(Saved data entries)
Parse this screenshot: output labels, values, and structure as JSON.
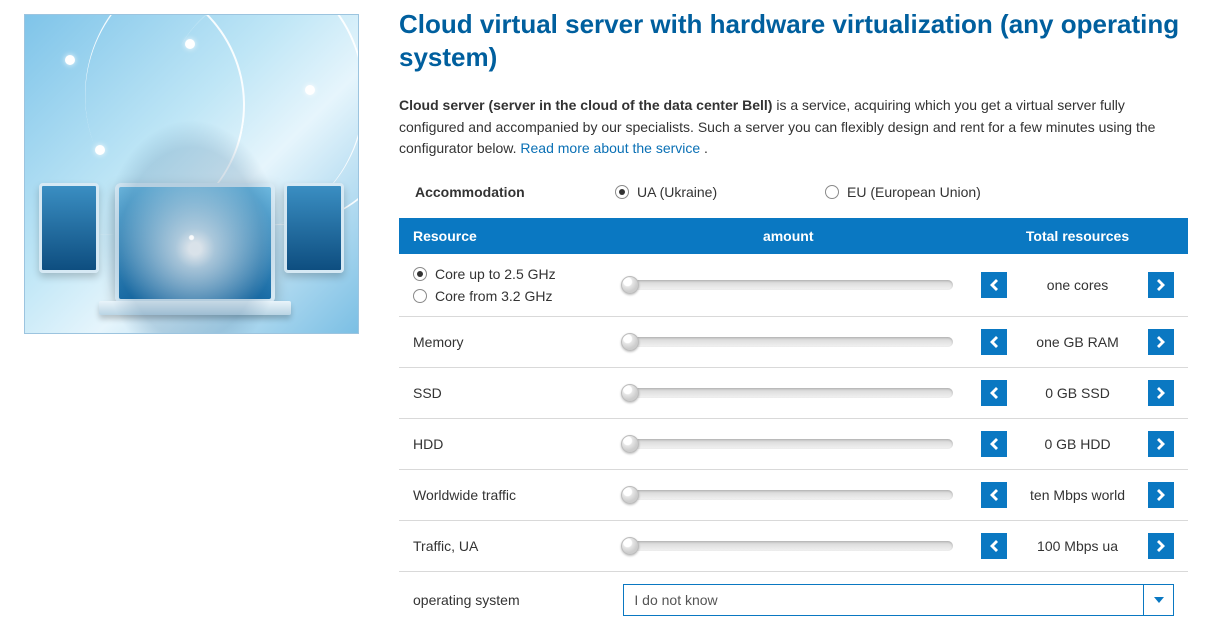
{
  "title": "Cloud virtual server with hardware virtualization (any operating system)",
  "lead": {
    "bold": "Cloud server (server in the cloud of the data center Bell)",
    "rest": " is a service, acquiring which you get a virtual server fully configured and accompanied by our specialists. Such a server you can flexibly design and rent for a few minutes using the configurator below. ",
    "link": "Read more about the service",
    "tail": " ."
  },
  "accommodation": {
    "label": "Accommodation",
    "options": [
      {
        "label": "UA (Ukraine)",
        "checked": true
      },
      {
        "label": "EU (European Union)",
        "checked": false
      }
    ]
  },
  "headers": {
    "resource": "Resource",
    "amount": "amount",
    "total": "Total resources"
  },
  "rows": {
    "core": {
      "opt1": "Core up to 2.5 GHz",
      "opt2": "Core from 3.2 GHz",
      "value": "one",
      "unit": "cores"
    },
    "memory": {
      "label": "Memory",
      "value": "one",
      "unit": "GB RAM"
    },
    "ssd": {
      "label": "SSD",
      "value": "0",
      "unit": "GB SSD"
    },
    "hdd": {
      "label": "HDD",
      "value": "0",
      "unit": "GB HDD"
    },
    "world": {
      "label": "Worldwide traffic",
      "value": "ten",
      "unit": "Mbps world"
    },
    "ua": {
      "label": "Traffic, UA",
      "value": "100",
      "unit": "Mbps ua"
    },
    "os": {
      "label": "operating system",
      "selected": "I do not know"
    }
  }
}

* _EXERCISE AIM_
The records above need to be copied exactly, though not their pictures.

* _REPLY TO THE TASK_
Parse this screenshot: output labels, values, and structure as JSON.
{
  "title": "Cloud virtual server with hardware virtualization (any operating system)",
  "lead": {
    "bold": "Cloud server (server in the cloud of the data center Bell)",
    "rest": " is a service, acquiring which you get a virtual server fully configured and accompanied by our specialists. Such a server you can flexibly design and rent for a few minutes using the configurator below. ",
    "link": "Read more about the service",
    "tail": " ."
  },
  "accommodation": {
    "label": "Accommodation",
    "options": [
      {
        "label": "UA (Ukraine)",
        "checked": true
      },
      {
        "label": "EU (European Union)",
        "checked": false
      }
    ]
  },
  "headers": {
    "resource": "Resource",
    "amount": "amount",
    "total": "Total resources"
  },
  "rows": {
    "core": {
      "opt1": "Core up to 2.5 GHz",
      "opt2": "Core from 3.2 GHz",
      "value": "one",
      "unit": "cores"
    },
    "memory": {
      "label": "Memory",
      "value": "one",
      "unit": "GB RAM"
    },
    "ssd": {
      "label": "SSD",
      "value": "0",
      "unit": "GB SSD"
    },
    "hdd": {
      "label": "HDD",
      "value": "0",
      "unit": "GB HDD"
    },
    "world": {
      "label": "Worldwide traffic",
      "value": "ten",
      "unit": "Mbps world"
    },
    "ua": {
      "label": "Traffic, UA",
      "value": "100",
      "unit": "Mbps ua"
    },
    "os": {
      "label": "operating system",
      "selected": "I do not know"
    }
  }
}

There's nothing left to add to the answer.